## Requirement
Return every line from the records below in which the word "Audio" is found.

════════════════════

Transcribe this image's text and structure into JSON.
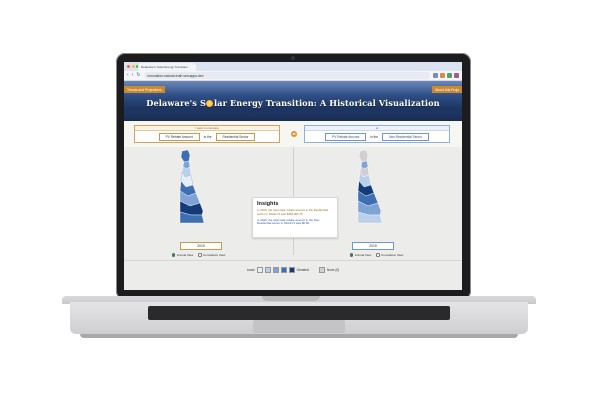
{
  "browser": {
    "tab_title": "Delaware's Solar Energy Transition",
    "url": "innovation-natural-truth.vercapps.dev"
  },
  "header": {
    "nav_left": "Trends and Projections",
    "nav_right": "About this Proje",
    "title_part1": "Delaware's S",
    "title_part2": "lar Energy Transition: A Historical Visualization"
  },
  "controls": {
    "left_heading": "I want to compare",
    "left_metric": "PV Rebate Amount",
    "left_connector": "in the",
    "left_sector": "Residential Sector",
    "right_heading": "to",
    "right_metric": "PV Rebate Amount",
    "right_connector": "in the",
    "right_sector": "Non-Residential Sector",
    "swap_icon": "swap-icon",
    "swap_glyph": "⇄"
  },
  "panels": {
    "left_year": "2015",
    "right_year": "2015",
    "view_annual": "Annual View",
    "view_cumulative": "Cumulative View",
    "selected_view": "Annual View"
  },
  "insights": {
    "title": "Insights",
    "residential_text": "In 2015, the total solar rebate amount in the Residential sector in District 9 was $463,300.75.",
    "nonresidential_text": "In 2015, the total solar rebate amount in the Non-Residential sector in District 9 was $0.00."
  },
  "legend": {
    "least_label": "Least",
    "greatest_label": "Greatest",
    "none_label": "None (0)",
    "colors": [
      "#e6eef8",
      "#b9cfea",
      "#7ea3d4",
      "#3f6fb3",
      "#143a78"
    ],
    "none_color": "#cfd0d2"
  },
  "colors": {
    "accent_gold": "#c9892f",
    "accent_blue": "#2c58a8",
    "header_dark": "#1c345f"
  }
}
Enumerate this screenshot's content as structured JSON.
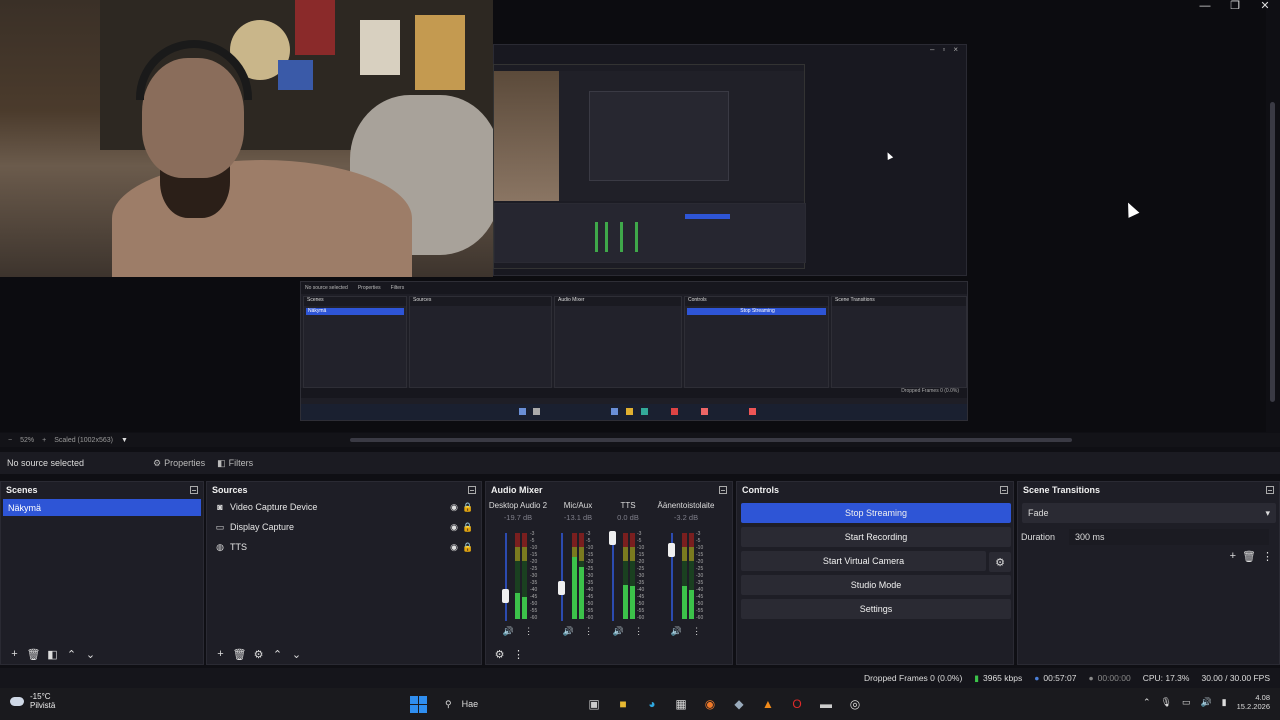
{
  "window_controls": [
    "—",
    "❐",
    "✕"
  ],
  "zoom": {
    "percent": "52%",
    "scale_label": "Scaled (1002x563)"
  },
  "context": {
    "no_source": "No source selected",
    "properties": "Properties",
    "filters": "Filters"
  },
  "scenes": {
    "title": "Scenes",
    "items": [
      "Näkymä"
    ]
  },
  "sources": {
    "title": "Sources",
    "items": [
      {
        "label": "Video Capture Device",
        "icon": "camera-icon"
      },
      {
        "label": "Display Capture",
        "icon": "monitor-icon"
      },
      {
        "label": "TTS",
        "icon": "globe-icon"
      }
    ]
  },
  "mixer": {
    "title": "Audio Mixer",
    "channels": [
      {
        "name": "Desktop Audio 2",
        "db": "-19.7 dB"
      },
      {
        "name": "Mic/Aux",
        "db": "-13.1 dB"
      },
      {
        "name": "TTS",
        "db": "0.0 dB"
      },
      {
        "name": "Äänentoistolaite",
        "db": "-3.2 dB"
      }
    ]
  },
  "controls": {
    "title": "Controls",
    "stop_streaming": "Stop Streaming",
    "start_recording": "Start Recording",
    "start_vcam": "Start Virtual Camera",
    "studio_mode": "Studio Mode",
    "settings": "Settings"
  },
  "transitions": {
    "title": "Scene Transitions",
    "selected": "Fade",
    "duration_label": "Duration",
    "duration_value": "300 ms"
  },
  "status": {
    "dropped": "Dropped Frames 0 (0.0%)",
    "bitrate": "3965 kbps",
    "stream_time": "00:57:07",
    "rec_time": "00:00:00",
    "cpu": "CPU: 17.3%",
    "fps": "30.00 / 30.00 FPS"
  },
  "taskbar": {
    "temp": "-15°C",
    "weather": "Pilvistä",
    "search": "Hae",
    "time": "4.08",
    "date": "15.2.2026"
  },
  "colors": {
    "accent": "#2e55d6",
    "meter_green": "#3cc24a"
  }
}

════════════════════

## Output for this task
    "title": "Audio Mixer",
        "name": "Desktop Audio 2",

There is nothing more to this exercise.